|Warner Bros. Pictures
This version is set in the 1970s with a government organization called Monarch investigating ancient myths and entities. Its leader William Randa (John Goodman) recruits a team of scientists and military men on a expedition to an exotic island where he believes evidence of prehistoric animals exist. The group abruptly encounters Kong among other beings that are not too happy about mankind disturbing the peace.
Among the otherKong movies, the action is where this one really stands out. Kong makes his introduction as massive silhouette enveloping a fiery sunset playing tennis with the crew's helicopters. The first several minutes he's on-screen is a completely wild ride, and his presence never wanes from there on. He doesn't dominate the movie by himself as an unpredictable mix of giant spiders and lizard-beings hint that there's much bigger forces at play in how this island operates. Even though the creatures might be CGI, the epic choreography and cinematography in subsequent fight scenes are visually awesome and offer some gorgeous set-ups, something that is often missing in similar movies.
While Skull Island's monsters are more than flat effects, its actual humans lack depth. The ensemble has a typical variety of tough guys, wanna-be feminists, nerds, and "red shirts" who are at least a little engaging, but they also fall a little too easy into tropes. The leads with Tom Hiddleston, Brie Larson, and Samuel L. Jackson occupies most of the screentime, but nothing really comes out of them except their sympathetic or vengeful attachment to Kong. Hiddleston and Larson are subtle heroes/adventurers, but don't have a lot of oomph compared to other stars in this genre. The guns-a-blazing schtick is mostly left to Jackson, whose arc drags on a little too much. They aren't entirely lovable or hateable, but just there to watch.

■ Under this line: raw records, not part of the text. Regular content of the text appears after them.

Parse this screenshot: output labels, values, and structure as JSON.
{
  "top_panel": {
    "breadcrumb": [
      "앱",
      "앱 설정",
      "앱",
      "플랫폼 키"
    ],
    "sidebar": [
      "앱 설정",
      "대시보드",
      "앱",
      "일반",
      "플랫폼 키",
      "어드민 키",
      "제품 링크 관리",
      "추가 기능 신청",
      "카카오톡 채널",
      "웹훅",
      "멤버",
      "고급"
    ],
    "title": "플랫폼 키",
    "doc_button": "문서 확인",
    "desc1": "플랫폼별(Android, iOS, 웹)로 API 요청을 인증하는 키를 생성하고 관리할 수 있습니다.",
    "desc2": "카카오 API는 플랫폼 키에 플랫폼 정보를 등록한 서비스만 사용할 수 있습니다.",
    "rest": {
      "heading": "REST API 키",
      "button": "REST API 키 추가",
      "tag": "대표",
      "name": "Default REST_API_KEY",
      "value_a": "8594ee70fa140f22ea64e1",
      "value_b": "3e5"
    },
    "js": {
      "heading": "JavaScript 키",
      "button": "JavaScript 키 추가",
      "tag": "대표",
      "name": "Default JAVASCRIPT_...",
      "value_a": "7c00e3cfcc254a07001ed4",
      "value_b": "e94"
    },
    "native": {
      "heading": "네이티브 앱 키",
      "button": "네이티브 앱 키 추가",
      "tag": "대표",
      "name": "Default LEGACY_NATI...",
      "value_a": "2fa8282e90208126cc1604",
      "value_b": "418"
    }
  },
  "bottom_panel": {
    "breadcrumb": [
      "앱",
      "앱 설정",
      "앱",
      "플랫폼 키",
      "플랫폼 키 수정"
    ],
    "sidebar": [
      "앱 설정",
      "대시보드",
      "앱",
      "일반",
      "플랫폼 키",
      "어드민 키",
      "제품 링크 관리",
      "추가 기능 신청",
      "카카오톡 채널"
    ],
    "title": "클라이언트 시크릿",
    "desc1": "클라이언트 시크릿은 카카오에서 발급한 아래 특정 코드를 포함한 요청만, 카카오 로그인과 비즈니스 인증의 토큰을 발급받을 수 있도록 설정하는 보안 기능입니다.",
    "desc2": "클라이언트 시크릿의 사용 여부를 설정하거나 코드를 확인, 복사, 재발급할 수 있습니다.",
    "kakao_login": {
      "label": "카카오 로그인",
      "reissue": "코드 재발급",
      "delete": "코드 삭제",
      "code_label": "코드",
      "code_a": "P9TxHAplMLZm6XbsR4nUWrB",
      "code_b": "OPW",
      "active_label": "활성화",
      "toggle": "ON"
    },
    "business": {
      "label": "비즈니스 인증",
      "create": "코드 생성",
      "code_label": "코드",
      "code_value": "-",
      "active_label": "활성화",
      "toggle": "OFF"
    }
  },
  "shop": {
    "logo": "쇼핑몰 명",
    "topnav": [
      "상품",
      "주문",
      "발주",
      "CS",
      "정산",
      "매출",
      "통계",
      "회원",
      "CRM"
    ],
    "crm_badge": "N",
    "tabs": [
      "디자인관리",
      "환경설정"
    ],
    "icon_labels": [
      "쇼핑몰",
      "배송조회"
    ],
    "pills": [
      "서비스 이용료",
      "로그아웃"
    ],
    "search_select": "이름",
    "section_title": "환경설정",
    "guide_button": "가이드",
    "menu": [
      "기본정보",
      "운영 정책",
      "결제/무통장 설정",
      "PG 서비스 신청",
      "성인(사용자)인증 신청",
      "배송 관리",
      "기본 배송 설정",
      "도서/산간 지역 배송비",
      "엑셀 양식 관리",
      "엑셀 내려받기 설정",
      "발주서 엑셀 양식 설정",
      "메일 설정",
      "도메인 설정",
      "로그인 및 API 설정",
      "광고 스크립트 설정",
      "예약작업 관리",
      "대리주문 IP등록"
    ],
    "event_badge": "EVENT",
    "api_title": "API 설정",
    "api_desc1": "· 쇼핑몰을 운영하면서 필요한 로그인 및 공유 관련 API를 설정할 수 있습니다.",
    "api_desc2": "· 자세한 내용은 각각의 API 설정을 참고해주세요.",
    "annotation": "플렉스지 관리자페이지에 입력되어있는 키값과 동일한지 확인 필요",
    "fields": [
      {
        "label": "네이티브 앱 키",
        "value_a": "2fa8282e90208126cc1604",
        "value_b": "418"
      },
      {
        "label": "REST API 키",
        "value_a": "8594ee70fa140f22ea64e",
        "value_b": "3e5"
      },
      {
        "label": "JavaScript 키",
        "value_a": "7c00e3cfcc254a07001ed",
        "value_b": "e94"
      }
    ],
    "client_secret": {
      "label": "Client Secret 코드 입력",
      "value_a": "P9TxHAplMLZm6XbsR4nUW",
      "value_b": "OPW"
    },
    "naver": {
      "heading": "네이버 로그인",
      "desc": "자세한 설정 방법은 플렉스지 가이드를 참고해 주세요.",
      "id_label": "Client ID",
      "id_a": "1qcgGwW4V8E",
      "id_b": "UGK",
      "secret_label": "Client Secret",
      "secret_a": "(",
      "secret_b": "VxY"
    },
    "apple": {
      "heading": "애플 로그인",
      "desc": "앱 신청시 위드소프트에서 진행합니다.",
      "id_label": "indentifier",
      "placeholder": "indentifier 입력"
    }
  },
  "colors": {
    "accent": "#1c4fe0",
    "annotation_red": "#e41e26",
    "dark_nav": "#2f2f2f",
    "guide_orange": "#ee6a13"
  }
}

Outside of the action, Skull Island also remodels itself by not focusing on a big, not-so-bad ape running wild on New York City streets, and letting him reign supreme on an isolated paradise. Kong is a mere protector for other exotic creatures from underground monsters called Skullcrawlers - there's a hierarchy in this environment, one that our scouting crew ultimately disrupts. The allegory of humans overestimating that we own everything we set our sights on, or think that things out of our realm are naturally dangerous, is very subtle. There's even vacant nods and connections to the highly criticized U.S. involvement in the Vietnam war that offer a little depth that some characters lack. The use of beasties are special-effects driven, but it's fun to see what's churned out, and watch Kong acting more than a circus animal or destructive monster on display in his "previous roles".
Hollywood is made up of so many remakes these days, it's hard to keep them straight. Kong alone has twenty movies under his massive belt, but Skull Island isn't the worst of its kind or the worst that this ongoing franchise has come up with. Director Jordan Vogt-Roberts manages to make an adventure that's not in your face nor entirely forgettable. The cast and script could've been a little bit more polished, but there's some entertaining elements at bay that helps it escape from Reboot Island.
Have you seen Kong: Skull Island? What did you think?